I learnt quite a few tools. And one of the biggest thing for me is exercise. Uh, it's a known fact that it helps with depression. And I've, sports always played an enormous role in my life. So, you know, I'd travel 140 k's to Broken Hill and go and play AFL. I didn't just do that because I enjoy it. I did it because it helped me. And you know, it was not uncommon for people to drive down the ride and see me, with my joggers on running up the road. And they'd look at me and say why in the hell are you doing that? Well, I was doing doing it cause it made me feel good and you're punishing yourself, but you, the return you're getting is a, it's good. And so, I'm in a, I'm now swimming with a club in Broken Hill called Broken Hill aquatic, and, that's been enormous from me. It's a good out for me. So it gets me off the, off the station and I love my position here, but it's just a good out. Because you're doing something completely different. Um, and being different is not bad. Being different is good because it allows you just to do whatever you want and um, and that's empowering, as opposed to trying to, you know, follow the next person in front of you and try and be like the next person. Be Like, who you want to be. And that's taken me down in the road of, you know, doing ocean swimming and whatnot. So between ocean swimming, running, um, and working, lifes pretty good at the moment. I'm trying to make up for lost time the best I can. And there'll be nothing that ever gets in the road of myself and my kids ever, ever again. Very proud of them all. Look, if I had to give someone a message, I would just say acknowledged the fact that you may need help. Even if you perceive that you don't, uh, if you're doing something that's not quite within your character or if you find yourself that you're under pressure, the best thing you can do is just acknowledge it first because that's the hardest thing. And then seek help, seek help. And once you seek help, it becomes very simplistic. After all, your in charge your own wellbeing, people out there that know there in a, in a situation that's not nice. Um, for them to be able to get on track, they need to search and look for help. It's quite difficult. There's no disguising that. Um, but once you take that first step, things get a hell of a lot easier. The closest beach that, I've swam at is in Adelaide. Yeah. So that's about 500 odd km's from here. Yeah that's the only downside. Yeah. I wish I could get up in the morning, swim in the ocean every morning, but you know, I drive to town and do a couple of sessions there a week. And you got a couple of champion little kids there that, uh, a little bit out of place at times, but um, oh their robots, their absolute robots.
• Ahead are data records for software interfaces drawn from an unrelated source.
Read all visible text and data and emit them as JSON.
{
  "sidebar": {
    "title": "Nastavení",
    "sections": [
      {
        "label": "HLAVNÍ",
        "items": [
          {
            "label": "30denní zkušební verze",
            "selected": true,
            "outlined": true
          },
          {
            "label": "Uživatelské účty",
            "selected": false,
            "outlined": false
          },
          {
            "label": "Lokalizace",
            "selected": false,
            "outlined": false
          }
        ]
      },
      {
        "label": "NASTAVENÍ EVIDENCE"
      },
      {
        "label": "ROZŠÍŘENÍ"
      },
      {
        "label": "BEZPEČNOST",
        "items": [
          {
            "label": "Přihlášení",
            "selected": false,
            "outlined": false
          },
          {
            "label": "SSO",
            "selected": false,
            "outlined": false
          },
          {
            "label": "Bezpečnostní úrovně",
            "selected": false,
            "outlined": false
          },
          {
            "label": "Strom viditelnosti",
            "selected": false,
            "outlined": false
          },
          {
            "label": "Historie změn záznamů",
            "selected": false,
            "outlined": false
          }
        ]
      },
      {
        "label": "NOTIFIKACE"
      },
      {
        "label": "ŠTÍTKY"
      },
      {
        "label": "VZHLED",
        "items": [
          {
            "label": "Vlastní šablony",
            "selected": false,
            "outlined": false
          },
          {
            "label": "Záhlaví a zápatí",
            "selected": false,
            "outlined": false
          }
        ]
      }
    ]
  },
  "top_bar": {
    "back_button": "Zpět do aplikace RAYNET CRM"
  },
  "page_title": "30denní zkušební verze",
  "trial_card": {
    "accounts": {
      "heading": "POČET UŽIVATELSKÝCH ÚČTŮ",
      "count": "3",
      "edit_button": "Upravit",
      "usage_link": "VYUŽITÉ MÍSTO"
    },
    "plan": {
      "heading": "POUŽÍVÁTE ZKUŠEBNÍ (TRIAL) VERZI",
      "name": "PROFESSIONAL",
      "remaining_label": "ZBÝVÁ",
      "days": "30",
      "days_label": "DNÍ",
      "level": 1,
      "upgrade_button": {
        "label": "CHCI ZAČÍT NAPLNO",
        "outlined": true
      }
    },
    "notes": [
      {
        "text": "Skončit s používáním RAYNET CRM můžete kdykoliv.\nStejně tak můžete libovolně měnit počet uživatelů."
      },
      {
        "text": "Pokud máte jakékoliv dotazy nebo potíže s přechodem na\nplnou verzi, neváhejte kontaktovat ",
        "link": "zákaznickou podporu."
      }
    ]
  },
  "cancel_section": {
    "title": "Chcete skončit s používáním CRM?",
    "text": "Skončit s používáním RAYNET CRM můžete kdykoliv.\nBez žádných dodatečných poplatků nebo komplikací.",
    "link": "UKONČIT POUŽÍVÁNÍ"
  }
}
Beverley:

Thank you for listening to holding onto hope. Lifeline Australia is grateful to all our interviewees. Who share their stories in the hope of inspiring others. We also acknowledge all of you, who provide support to people in crisis and those on their journey to recovery. If you found this podcast helpful or inspiring, please share it, rate it, write review or subscribe wherever you download your favorite podcasts. If this story has affected you and you require crisis support, please contact lifeline on 13 11 14. You can do this at anytime or visitlifeline.org.au to access web chat every night from 7:00 PM to midnight. If it's inspired you to be a lifeline volunteer or to donate, please visit lifeline.org.au. With thanks to Wahoo! Creative for interviews, editing and production and the voice of lived experience, which is essential in the development of our work.